Kenyan opposition politician Raila Odinga plans to go ahead with a presidential swearing-in ceremony next week, despite a government announcement Wednesday that the planned venue will be off-limits.
Odinga, the NASA coalition presidential candidate who refuses to concede a loss to President Uhuru Kenyatta, has vowed since last year’s contentious election that he will be sworn in as the rightful leader of Kenya. That public ceremony is planned for Tuesday in Uhuru Park, but the Nairobi County Government now is denying access on the grounds that the city park is undergoing improvements.
Kenya has warned that the declaration of Odinga as president, symbolic or otherwise, is tantamount to treason. Also on Wednesday the country’s attorney general office filed a petition with the High Court to block Odinga and partner Kalonzo Musyoka from moving forward.
During a press conference, Nasa leaders said the final vote tallies clearly gave Odinga the win and declared him the people’s president. Officials also claimed 127 Kenyan lawmakers support Odinga’s challenge. Nasa is appealing to the African Union, European Union and the United Nations Security Council to address what they say is the illegitimate Kenyatta win.
“We also are going to ask the ICC to start investigating over the profiling and killing of Nasa supporters,” said Senator Cleopas Malala. The 2017 election cycle was marked by sporadic electoral violence.
Kenyatta was re-elected in a second election in October after the initial results of August 8 were set aside by the country’s Supreme Court.
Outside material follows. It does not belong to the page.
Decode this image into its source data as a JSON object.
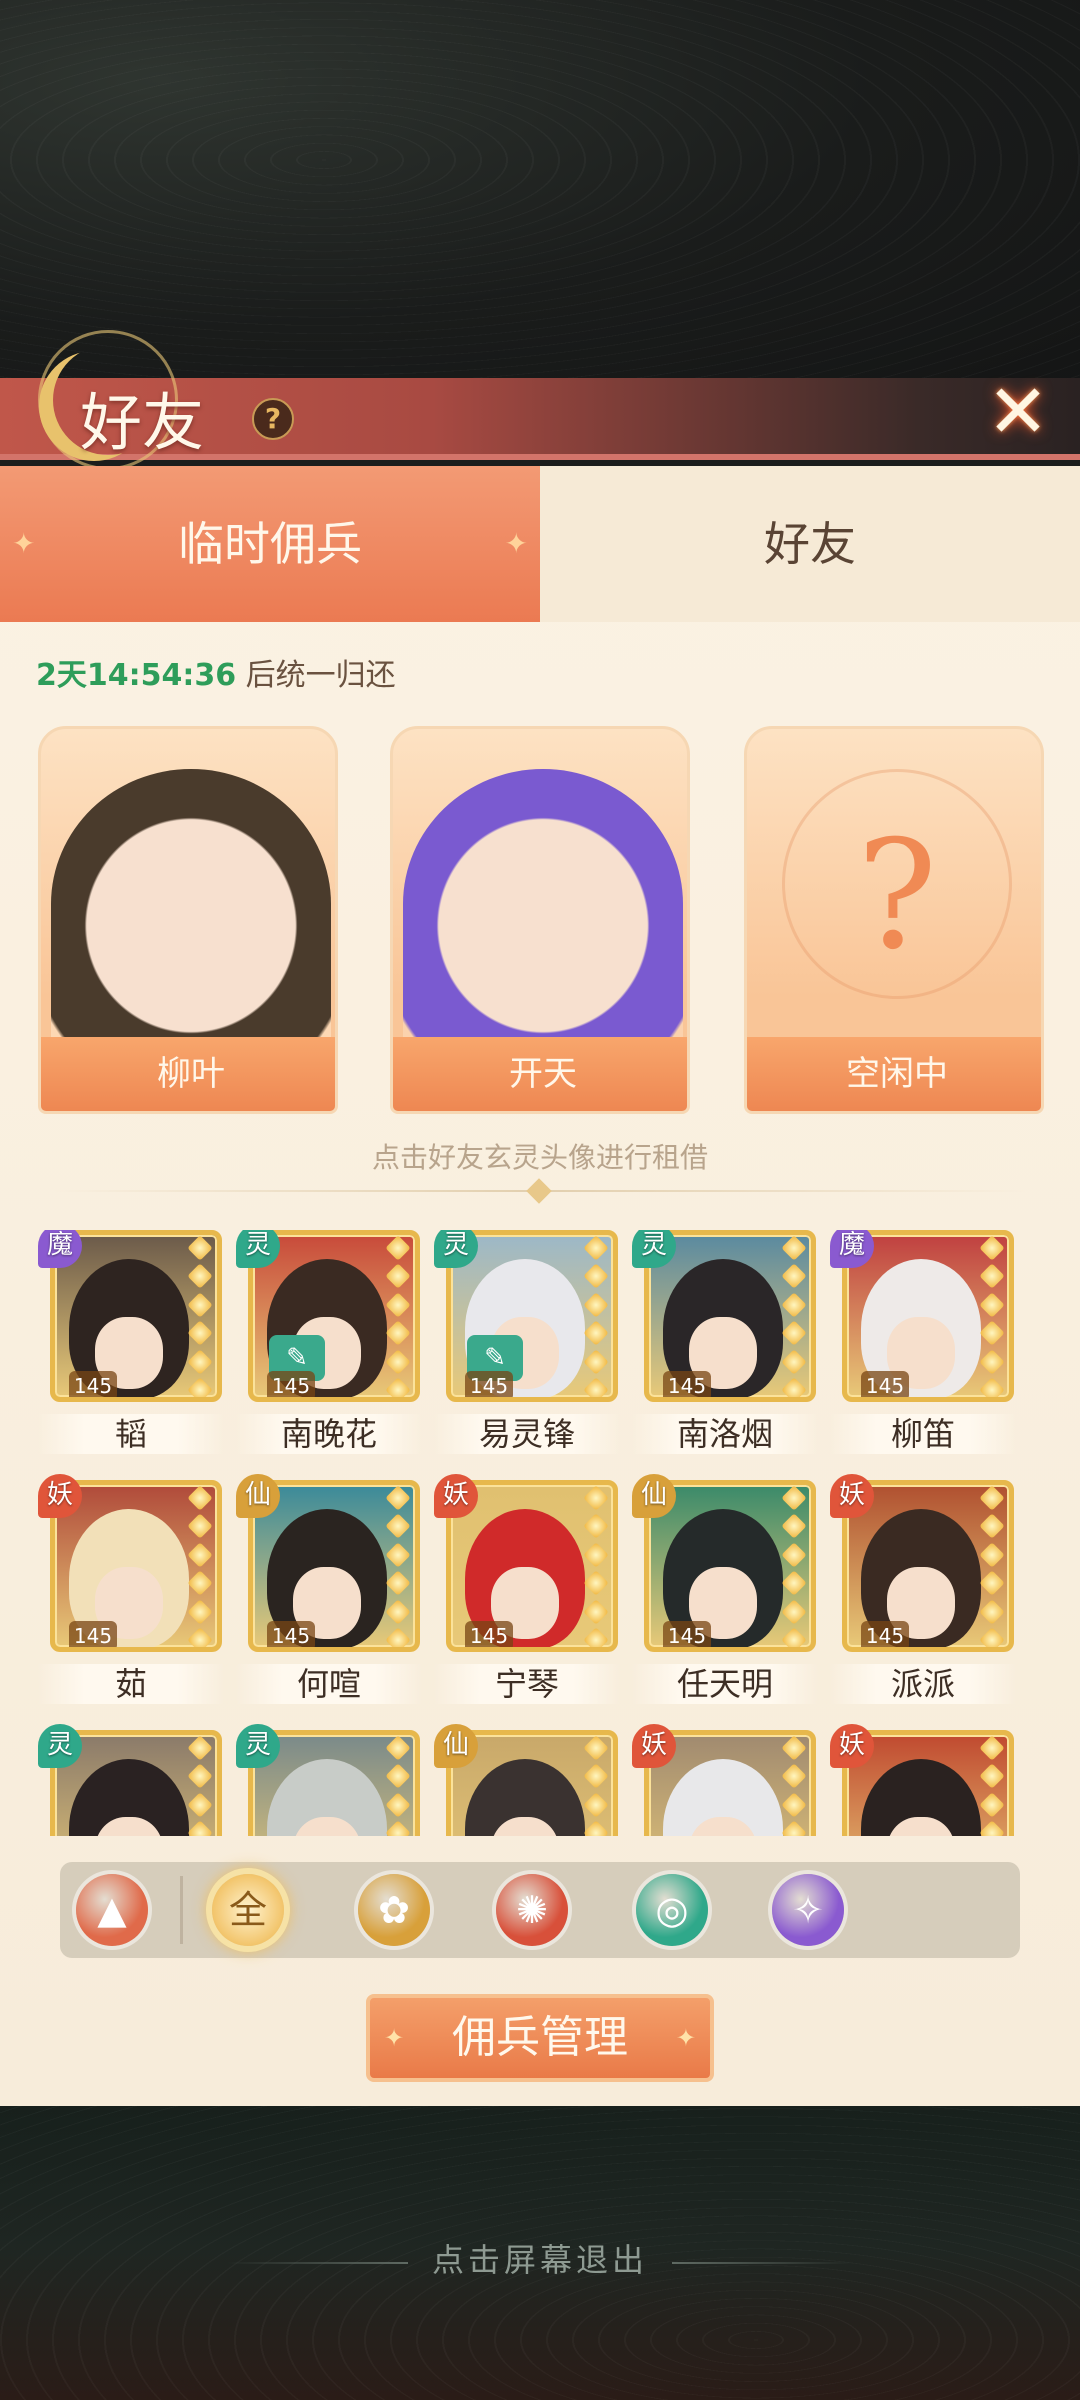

That decision followed a successful legal case initiated by the opposition, who challenged the legitimacy of the original election but then boycotted the later process.